San Francisco-based startup Harness, which first launched its continuous app delivery platform last year, announced on Tuesday that it has raised $60 million in its second round of funding.
The investment round was led by IVP, Google Ventures (GV) and ServiceNow Ventures. Existing investors Menlo Ventures and Unusual Ventures also participated in the round. Harness previously raised $20 million in its first funding round.
Harness will use the new funds to expand investment in its R&D, and beef up its growing engineering, sales and customer success teams.
Harness was founded by Jyoti Bansal and Rishi Singh, a former DevOps platform architect at Apple. Bansal was the former CEO and founder of AppDynamics, which is a cloud monitoring company that Cisco bought for $3.7 billion in 2017.
With the continued proliferation of cloud-native, Kubernetes and microservices, continuous delivery and continuous integration (CI/CD) have become key tools in helping organizations of all stripes quickly update, test and modify their software. Harness uses machine learning for its continuous-delivery-as-a-service approach, while also delivering artificial intelligence for DevOps in order to automate key components.
"We started Harness with a bold vision," Bansal said in a company blog today. "There are 20 million software developers in the world, and almost two trillion dollars each year are spent on software development. Even though every business has become a software business, almost everyone is struggling with software delivery. A software delivery process that’s continuous, reliable, secure, risk-free and drama-free simply didn’t exist. We started Harness with the mission to simplify software delivery for the twenty million software developers of the world by bringing industry’s first continuous-delivery-as-a-service platform to the market."
Harness' customer roster includes McAfee, Home Depot, SoulCycle, Bank of Santander and NCR. By using its platform, Harness customers can improve their ability to deliver software changes in cloud and container architectures in a shorter amount of time and in a more efficient manner.
Harness claims its platform can cut down on deployment-related errors by 95% to 99% while increasing DevOps team efficiency by a factor of three-times to four-times.
"Harness represents a tremendous opportunity to create the next multi-billion dollar company," said Steve Harrick, general partner at IVP, in a statement. "The team has a powerful vision to redefine the software delivery process using automation and machine learning, and the company's market momentum is significantly beyond what we typically see in companies at this stage. We were fortunate to be investors in Jyoti Bansal's previous company AppDynamics, and believe that Jyoti and the all-star team assembled at Harness have the ability to revolutionize software delivery within the enterprise."
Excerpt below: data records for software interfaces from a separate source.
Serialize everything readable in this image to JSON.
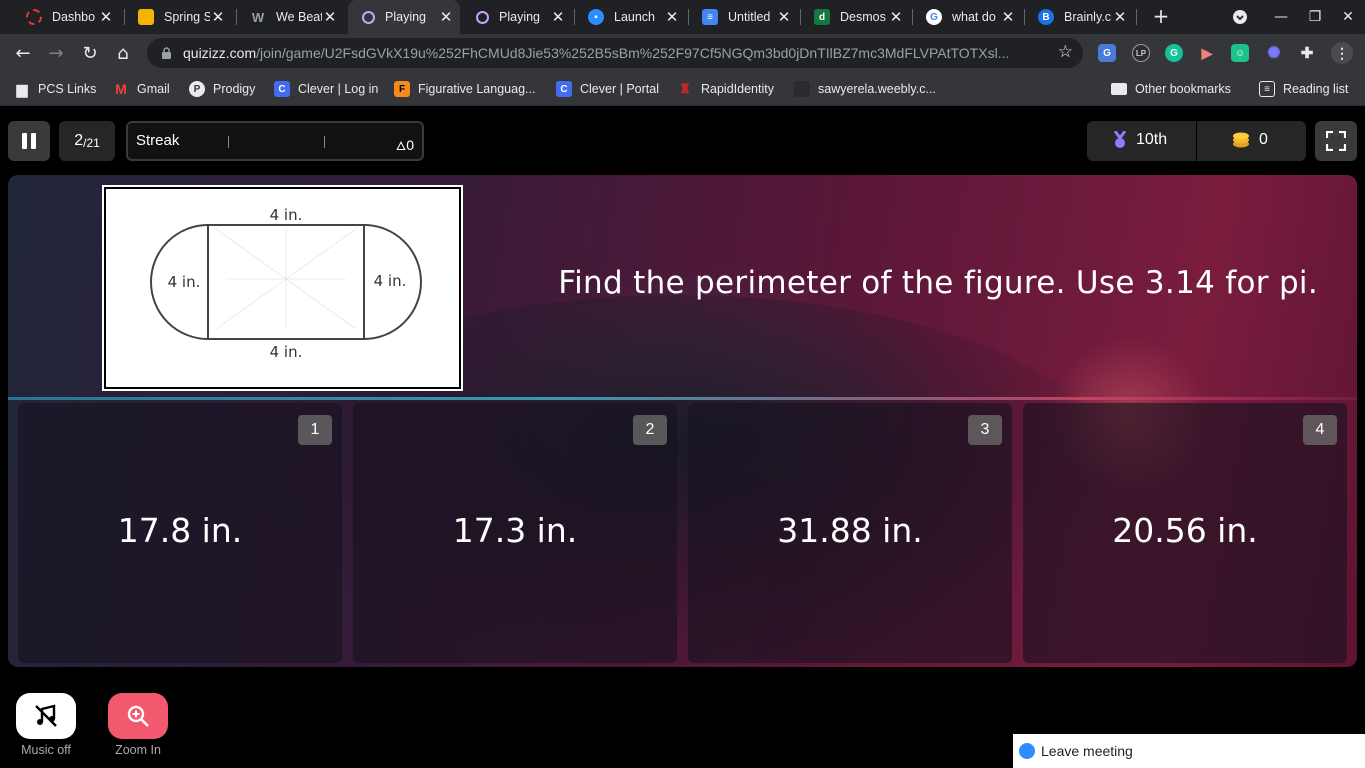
{
  "browser": {
    "tabs": [
      {
        "label": "Dashbo",
        "favicon": "dashboard-icon",
        "color": "#e53935",
        "active": false
      },
      {
        "label": "Spring S",
        "favicon": "slides-icon",
        "color": "#f4b400",
        "active": false
      },
      {
        "label": "We Beat",
        "favicon": "wattpad-icon",
        "color": "#5f6368",
        "active": false
      },
      {
        "label": "Playing",
        "favicon": "quizizz-icon",
        "color": "#8e44ad",
        "active": true
      },
      {
        "label": "Playing",
        "favicon": "quizizz-icon",
        "color": "#8e44ad",
        "active": false
      },
      {
        "label": "Launch",
        "favicon": "zoom-icon",
        "color": "#2d8cff",
        "active": false
      },
      {
        "label": "Untitled",
        "favicon": "docs-icon",
        "color": "#4285f4",
        "active": false
      },
      {
        "label": "Desmos",
        "favicon": "desmos-icon",
        "color": "#127a3d",
        "active": false
      },
      {
        "label": "what do",
        "favicon": "google-icon",
        "color": "#ffffff",
        "active": false
      },
      {
        "label": "Brainly.c",
        "favicon": "brainly-icon",
        "color": "#1a73e8",
        "active": false
      }
    ],
    "url_host": "quizizz.com",
    "url_path": "/join/game/U2FsdGVkX19u%252FhCMUd8Jie53%252B5sBm%252F97Cf5NGQm3bd0jDnTIlBZ7mc3MdFLVPAtTOTXsl...",
    "bookmarks": [
      {
        "label": "PCS Links",
        "icon": "bookmark-icon",
        "color": "#5f6368"
      },
      {
        "label": "Gmail",
        "icon": "gmail-icon",
        "color": "#ea4335"
      },
      {
        "label": "Prodigy",
        "icon": "prodigy-icon",
        "color": "#e8eaed"
      },
      {
        "label": "Clever | Log in",
        "icon": "clever-icon",
        "color": "#436cf2"
      },
      {
        "label": "Figurative Languag...",
        "icon": "figurative-icon",
        "color": "#f48a1c"
      },
      {
        "label": "Clever | Portal",
        "icon": "clever-icon",
        "color": "#436cf2"
      },
      {
        "label": "RapidIdentity",
        "icon": "rapididentity-icon",
        "color": "#c62828"
      },
      {
        "label": "sawyerela.weebly.c...",
        "icon": "weebly-icon",
        "color": "#3a3a3a"
      }
    ],
    "other_bookmarks": "Other bookmarks",
    "reading_list": "Reading list"
  },
  "game": {
    "question_current": "2",
    "question_total": "/21",
    "streak_label": "Streak",
    "streak_count": "0",
    "rank": "10th",
    "coins": "0",
    "question": "Find the perimeter of the figure. Use 3.14 for pi.",
    "figure_labels": {
      "top": "4 in.",
      "bottom": "4 in.",
      "left": "4 in.",
      "right": "4 in."
    },
    "options": [
      {
        "number": "1",
        "text": "17.8 in."
      },
      {
        "number": "2",
        "text": "17.3 in."
      },
      {
        "number": "3",
        "text": "31.88 in."
      },
      {
        "number": "4",
        "text": "20.56 in."
      }
    ],
    "music_label": "Music off",
    "zoom_label": "Zoom In"
  },
  "meeting": {
    "leave_label": "Leave meeting"
  },
  "colors": {
    "zoom_btn": "#f2586e",
    "panel_accent": "#7a1c3e"
  }
}
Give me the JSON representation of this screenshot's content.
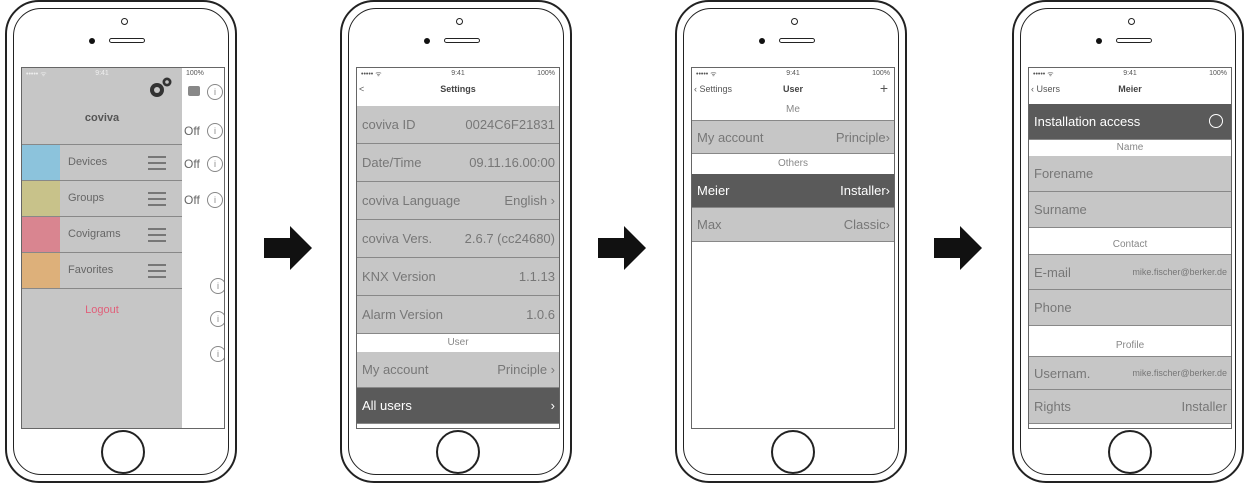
{
  "colors": {
    "cell": "#c6c6c6",
    "dark": "#5a5a5a",
    "devices": "#8cc3dc",
    "groups": "#c8c28a",
    "covigrams": "#d98590",
    "favorites": "#ddb07a",
    "logout": "#e0607a"
  },
  "screen1": {
    "status": {
      "signal": "••••• ᯤ",
      "time": "9:41",
      "battery": "100%"
    },
    "app_name": "coviva",
    "menu": [
      {
        "label": "Devices"
      },
      {
        "label": "Groups"
      },
      {
        "label": "Covigrams"
      },
      {
        "label": "Favorites"
      }
    ],
    "logout": "Logout",
    "toggles": [
      "Off",
      "Off",
      "Off"
    ]
  },
  "screen2": {
    "status": {
      "signal": "••••• ᯤ",
      "time": "9:41",
      "battery": "100%"
    },
    "title": "Settings",
    "back": "<",
    "rows": [
      {
        "label": "coviva ID",
        "value": "0024C6F21831"
      },
      {
        "label": "Date/Time",
        "value": "09.11.16.00:00"
      },
      {
        "label": "coviva Language",
        "value": "English ›"
      },
      {
        "label": "coviva Vers.",
        "value": "2.6.7 (cc24680)"
      },
      {
        "label": "KNX Version",
        "value": "1.1.13"
      },
      {
        "label": "Alarm Version",
        "value": "1.0.6"
      }
    ],
    "section_user": "User",
    "my_account": {
      "label": "My account",
      "value": "Principle ›"
    },
    "all_users": {
      "label": "All users",
      "value": "›"
    }
  },
  "screen3": {
    "status": {
      "signal": "••••• ᯤ",
      "time": "9:41",
      "battery": "100%"
    },
    "back": "‹ Settings",
    "title": "User",
    "plus": "+",
    "section_me": "Me",
    "my_account": {
      "label": "My account",
      "value": "Principle›"
    },
    "section_others": "Others",
    "users": [
      {
        "label": "Meier",
        "value": "Installer›"
      },
      {
        "label": "Max",
        "value": "Classic›"
      }
    ]
  },
  "screen4": {
    "status": {
      "signal": "••••• ᯤ",
      "time": "9:41",
      "battery": "100%"
    },
    "back": "‹ Users",
    "title": "Meier",
    "installation_access": "Installation access",
    "section_name": "Name",
    "forename": "Forename",
    "surname": "Surname",
    "section_contact": "Contact",
    "email": {
      "label": "E-mail",
      "value": "mike.fischer@berker.de"
    },
    "phone": "Phone",
    "section_profile": "Profile",
    "username": {
      "label": "Usernam.",
      "value": "mike.fischer@berker.de"
    },
    "rights": {
      "label": "Rights",
      "value": "Installer"
    }
  }
}
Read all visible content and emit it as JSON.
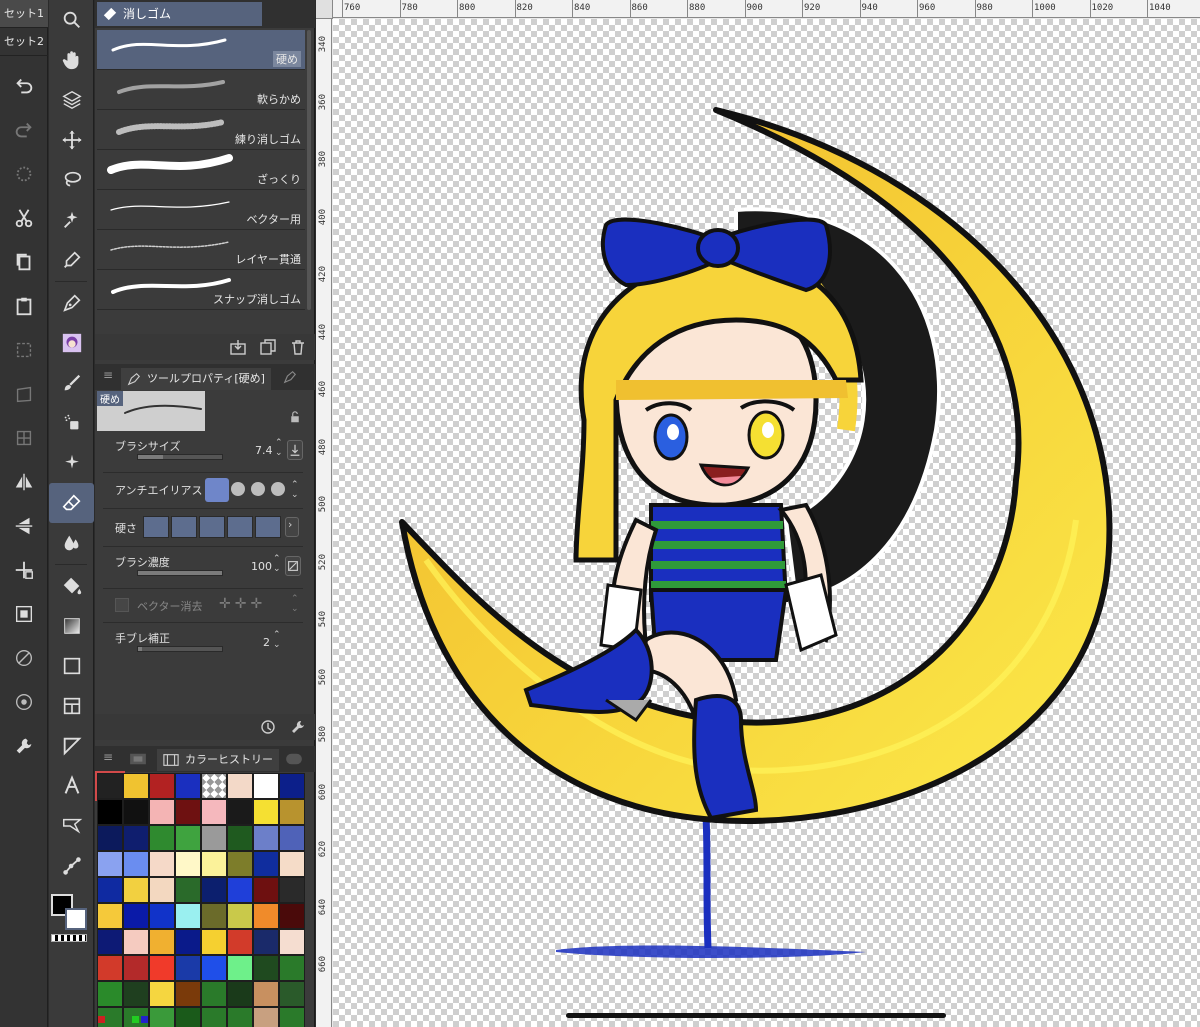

Harness joined the Linux Foundation's recently announced Continuous Delivery Foundation in order to help collaborate with other companies in the industry around continuous delivery.
In March, Harness announced that it had teamed up with Amazon Web Services (AWS) to bring Continuous Delivery-as-a-Service to cloud-native applications and announced its availability for purchase on the AWS Marketplace. Harness also partnered with Google Cloud Platform to bring its platform to Kubernetes applications running in Google Cloud and announced its availability on GCP Marketplace.
Harness was spun out of BIG Labs, which is a startup studio founded by Bansal, in 2017.
"We were not actively seeking new investment at this point, but our strong market traction created heavy investor interest in Harness, resulting in a fast-moving and heavily oversubscribed Series B round," said Bansal, in a prepared statement.